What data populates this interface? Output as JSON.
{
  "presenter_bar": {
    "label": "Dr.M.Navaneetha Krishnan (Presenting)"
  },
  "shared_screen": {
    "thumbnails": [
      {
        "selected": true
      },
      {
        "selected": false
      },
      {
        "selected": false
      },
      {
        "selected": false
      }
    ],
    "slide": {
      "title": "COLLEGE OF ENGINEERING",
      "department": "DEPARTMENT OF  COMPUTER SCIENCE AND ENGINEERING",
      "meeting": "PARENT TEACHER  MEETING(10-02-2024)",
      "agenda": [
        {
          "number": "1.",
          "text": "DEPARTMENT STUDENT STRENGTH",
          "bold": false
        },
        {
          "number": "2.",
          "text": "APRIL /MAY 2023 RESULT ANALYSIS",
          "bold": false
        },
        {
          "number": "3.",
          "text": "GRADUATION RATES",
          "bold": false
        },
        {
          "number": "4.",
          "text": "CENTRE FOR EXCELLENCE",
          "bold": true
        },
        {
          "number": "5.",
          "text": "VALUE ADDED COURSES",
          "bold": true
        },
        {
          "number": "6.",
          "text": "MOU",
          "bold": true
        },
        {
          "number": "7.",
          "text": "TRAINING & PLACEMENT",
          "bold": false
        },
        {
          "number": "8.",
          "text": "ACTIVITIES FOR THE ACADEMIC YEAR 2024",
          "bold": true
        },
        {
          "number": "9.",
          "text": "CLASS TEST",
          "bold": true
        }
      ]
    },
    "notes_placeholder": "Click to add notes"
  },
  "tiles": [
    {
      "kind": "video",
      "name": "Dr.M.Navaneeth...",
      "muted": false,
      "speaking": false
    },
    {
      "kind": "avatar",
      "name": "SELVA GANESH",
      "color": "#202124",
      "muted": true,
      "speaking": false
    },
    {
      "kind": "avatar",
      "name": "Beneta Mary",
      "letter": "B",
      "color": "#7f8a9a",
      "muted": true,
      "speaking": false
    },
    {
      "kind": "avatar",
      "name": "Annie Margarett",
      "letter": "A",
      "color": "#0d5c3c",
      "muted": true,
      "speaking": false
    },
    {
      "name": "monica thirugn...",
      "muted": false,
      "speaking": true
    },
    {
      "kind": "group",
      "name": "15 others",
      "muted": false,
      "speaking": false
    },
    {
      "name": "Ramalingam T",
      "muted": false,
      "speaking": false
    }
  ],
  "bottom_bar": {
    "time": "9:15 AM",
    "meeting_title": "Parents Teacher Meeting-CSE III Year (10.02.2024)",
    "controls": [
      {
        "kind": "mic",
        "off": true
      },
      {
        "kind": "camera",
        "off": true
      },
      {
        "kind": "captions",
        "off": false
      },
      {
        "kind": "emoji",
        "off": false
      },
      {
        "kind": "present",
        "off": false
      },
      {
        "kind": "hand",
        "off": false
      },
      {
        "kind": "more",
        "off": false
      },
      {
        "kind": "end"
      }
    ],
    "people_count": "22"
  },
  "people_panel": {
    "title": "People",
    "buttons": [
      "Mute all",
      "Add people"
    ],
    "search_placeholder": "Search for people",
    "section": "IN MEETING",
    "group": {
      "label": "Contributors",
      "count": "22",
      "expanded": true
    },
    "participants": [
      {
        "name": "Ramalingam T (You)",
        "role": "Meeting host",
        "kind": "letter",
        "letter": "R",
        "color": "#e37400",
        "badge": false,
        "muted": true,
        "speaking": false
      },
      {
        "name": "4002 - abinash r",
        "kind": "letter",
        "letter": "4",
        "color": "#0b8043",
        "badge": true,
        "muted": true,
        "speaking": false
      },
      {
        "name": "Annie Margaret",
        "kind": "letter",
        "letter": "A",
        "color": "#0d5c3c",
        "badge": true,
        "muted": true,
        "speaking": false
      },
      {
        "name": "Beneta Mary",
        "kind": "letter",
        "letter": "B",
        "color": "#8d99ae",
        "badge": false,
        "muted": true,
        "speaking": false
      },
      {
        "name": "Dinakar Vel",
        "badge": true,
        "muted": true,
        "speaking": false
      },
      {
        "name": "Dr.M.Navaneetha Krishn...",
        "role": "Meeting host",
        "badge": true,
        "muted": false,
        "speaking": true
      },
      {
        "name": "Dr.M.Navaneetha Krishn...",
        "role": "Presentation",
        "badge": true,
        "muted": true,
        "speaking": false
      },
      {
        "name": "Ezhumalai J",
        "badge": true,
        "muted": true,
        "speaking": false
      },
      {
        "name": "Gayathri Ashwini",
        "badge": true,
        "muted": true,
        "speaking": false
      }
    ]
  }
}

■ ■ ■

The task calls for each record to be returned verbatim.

What data populates this interface? Output as JSON.
{
  "presenter_bar": {
    "label": "Dr.M.Navaneetha Krishnan (Presenting)"
  },
  "shared_screen": {
    "thumbnails": [
      {
        "selected": true
      },
      {
        "selected": false
      },
      {
        "selected": false
      },
      {
        "selected": false
      }
    ],
    "slide": {
      "title": "COLLEGE OF ENGINEERING",
      "department": "DEPARTMENT OF  COMPUTER SCIENCE AND ENGINEERING",
      "meeting": "PARENT TEACHER  MEETING(10-02-2024)",
      "agenda": [
        {
          "number": "1.",
          "text": "DEPARTMENT STUDENT STRENGTH",
          "bold": false
        },
        {
          "number": "2.",
          "text": "APRIL /MAY 2023 RESULT ANALYSIS",
          "bold": false
        },
        {
          "number": "3.",
          "text": "GRADUATION RATES",
          "bold": false
        },
        {
          "number": "4.",
          "text": "CENTRE FOR EXCELLENCE",
          "bold": true
        },
        {
          "number": "5.",
          "text": "VALUE ADDED COURSES",
          "bold": true
        },
        {
          "number": "6.",
          "text": "MOU",
          "bold": true
        },
        {
          "number": "7.",
          "text": "TRAINING & PLACEMENT",
          "bold": false
        },
        {
          "number": "8.",
          "text": "ACTIVITIES FOR THE ACADEMIC YEAR 2024",
          "bold": true
        },
        {
          "number": "9.",
          "text": "CLASS TEST",
          "bold": true
        }
      ]
    },
    "notes_placeholder": "Click to add notes"
  },
  "tiles": [
    {
      "kind": "video",
      "name": "Dr.M.Navaneeth...",
      "muted": false,
      "speaking": false
    },
    {
      "kind": "avatar",
      "name": "SELVA GANESH",
      "color": "#202124",
      "muted": true,
      "speaking": false
    },
    {
      "kind": "avatar",
      "name": "Beneta Mary",
      "letter": "B",
      "color": "#7f8a9a",
      "muted": true,
      "speaking": false
    },
    {
      "kind": "avatar",
      "name": "Annie Margarett",
      "letter": "A",
      "color": "#0d5c3c",
      "muted": true,
      "speaking": false
    },
    {
      "name": "monica thirugn...",
      "muted": false,
      "speaking": true
    },
    {
      "kind": "group",
      "name": "15 others",
      "muted": false,
      "speaking": false
    },
    {
      "name": "Ramalingam T",
      "muted": false,
      "speaking": false
    }
  ],
  "bottom_bar": {
    "time": "9:15 AM",
    "meeting_title": "Parents Teacher Meeting-CSE III Year (10.02.2024)",
    "controls": [
      {
        "kind": "mic",
        "off": true
      },
      {
        "kind": "camera",
        "off": true
      },
      {
        "kind": "captions",
        "off": false
      },
      {
        "kind": "emoji",
        "off": false
      },
      {
        "kind": "present",
        "off": false
      },
      {
        "kind": "hand",
        "off": false
      },
      {
        "kind": "more",
        "off": false
      },
      {
        "kind": "end"
      }
    ],
    "people_count": "22"
  },
  "people_panel": {
    "title": "People",
    "buttons": [
      "Mute all",
      "Add people"
    ],
    "search_placeholder": "Search for people",
    "section": "IN MEETING",
    "group": {
      "label": "Contributors",
      "count": "22",
      "expanded": true
    },
    "participants": [
      {
        "name": "Ramalingam T (You)",
        "role": "Meeting host",
        "kind": "letter",
        "letter": "R",
        "color": "#e37400",
        "badge": false,
        "muted": true,
        "speaking": false
      },
      {
        "name": "4002 - abinash r",
        "kind": "letter",
        "letter": "4",
        "color": "#0b8043",
        "badge": true,
        "muted": true,
        "speaking": false
      },
      {
        "name": "Annie Margaret",
        "kind": "letter",
        "letter": "A",
        "color": "#0d5c3c",
        "badge": true,
        "muted": true,
        "speaking": false
      },
      {
        "name": "Beneta Mary",
        "kind": "letter",
        "letter": "B",
        "color": "#8d99ae",
        "badge": false,
        "muted": true,
        "speaking": false
      },
      {
        "name": "Dinakar Vel",
        "badge": true,
        "muted": true,
        "speaking": false
      },
      {
        "name": "Dr.M.Navaneetha Krishn...",
        "role": "Meeting host",
        "badge": true,
        "muted": false,
        "speaking": true
      },
      {
        "name": "Dr.M.Navaneetha Krishn...",
        "role": "Presentation",
        "badge": true,
        "muted": true,
        "speaking": false
      },
      {
        "name": "Ezhumalai J",
        "badge": true,
        "muted": true,
        "speaking": false
      },
      {
        "name": "Gayathri Ashwini",
        "badge": true,
        "muted": true,
        "speaking": false
      }
    ]
  }
}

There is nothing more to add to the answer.